## PROBLEM DETAILS
The lines wanted are those in the data below that include "JSON".
#### SUPPLIED ENTRIES
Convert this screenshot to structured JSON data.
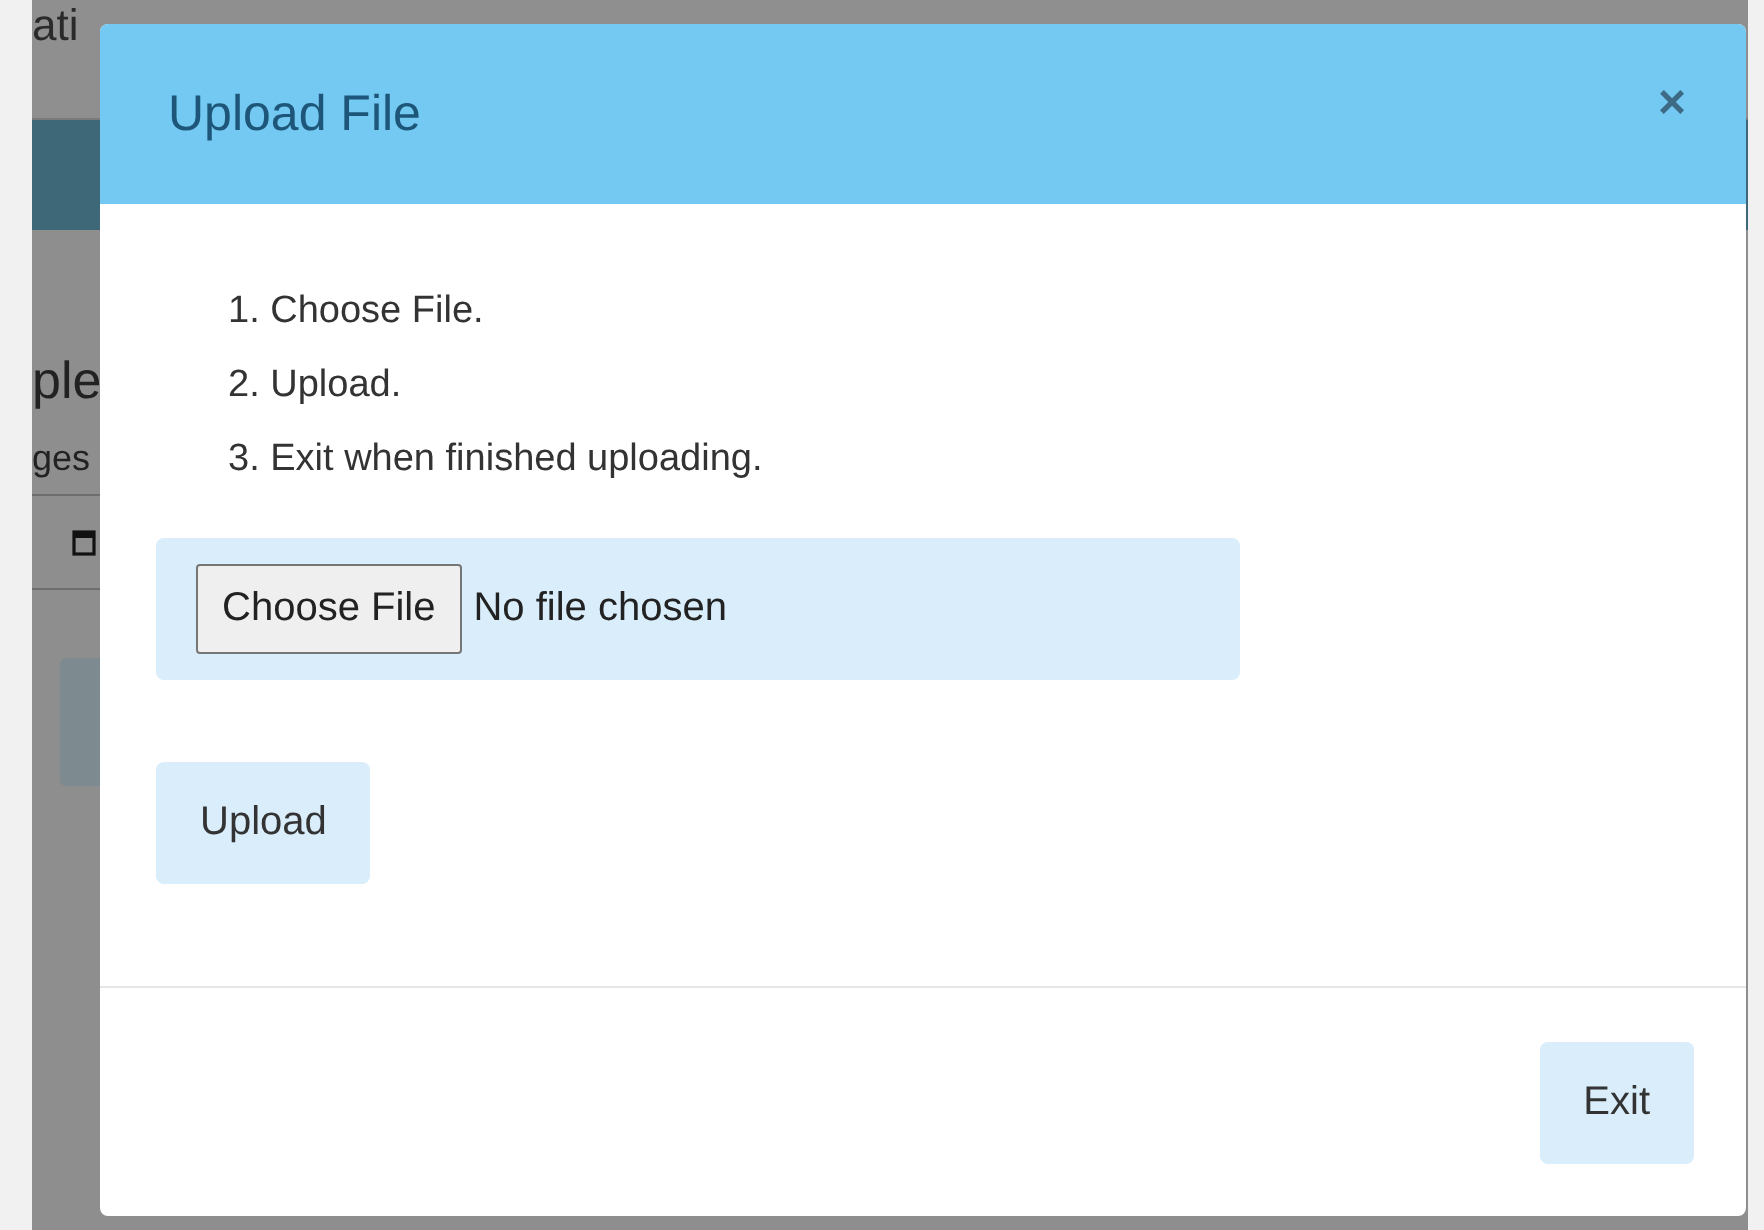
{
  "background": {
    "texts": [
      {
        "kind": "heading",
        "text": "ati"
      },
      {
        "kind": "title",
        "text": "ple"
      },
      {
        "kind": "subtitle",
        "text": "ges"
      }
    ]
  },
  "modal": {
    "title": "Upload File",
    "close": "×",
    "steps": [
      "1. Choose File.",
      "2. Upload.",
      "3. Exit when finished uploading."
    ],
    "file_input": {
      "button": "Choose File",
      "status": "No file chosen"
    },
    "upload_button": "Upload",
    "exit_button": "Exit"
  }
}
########
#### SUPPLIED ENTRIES
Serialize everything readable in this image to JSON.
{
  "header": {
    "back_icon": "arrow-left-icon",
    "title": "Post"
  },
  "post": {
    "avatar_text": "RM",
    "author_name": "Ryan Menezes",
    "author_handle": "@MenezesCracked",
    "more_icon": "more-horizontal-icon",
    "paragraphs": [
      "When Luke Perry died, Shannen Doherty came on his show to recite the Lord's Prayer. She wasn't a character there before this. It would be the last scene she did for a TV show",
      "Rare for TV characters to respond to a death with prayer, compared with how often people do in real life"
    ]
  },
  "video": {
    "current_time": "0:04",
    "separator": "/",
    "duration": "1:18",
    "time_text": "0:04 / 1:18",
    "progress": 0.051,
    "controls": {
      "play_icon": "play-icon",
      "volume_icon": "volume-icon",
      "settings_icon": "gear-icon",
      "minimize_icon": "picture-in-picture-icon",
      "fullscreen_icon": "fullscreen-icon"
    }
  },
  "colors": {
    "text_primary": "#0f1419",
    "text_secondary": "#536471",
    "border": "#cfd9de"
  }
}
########
## ANSWER BELOW
Convert this screenshot to structured JSON data.
Serialize everything readable in this image to JSON.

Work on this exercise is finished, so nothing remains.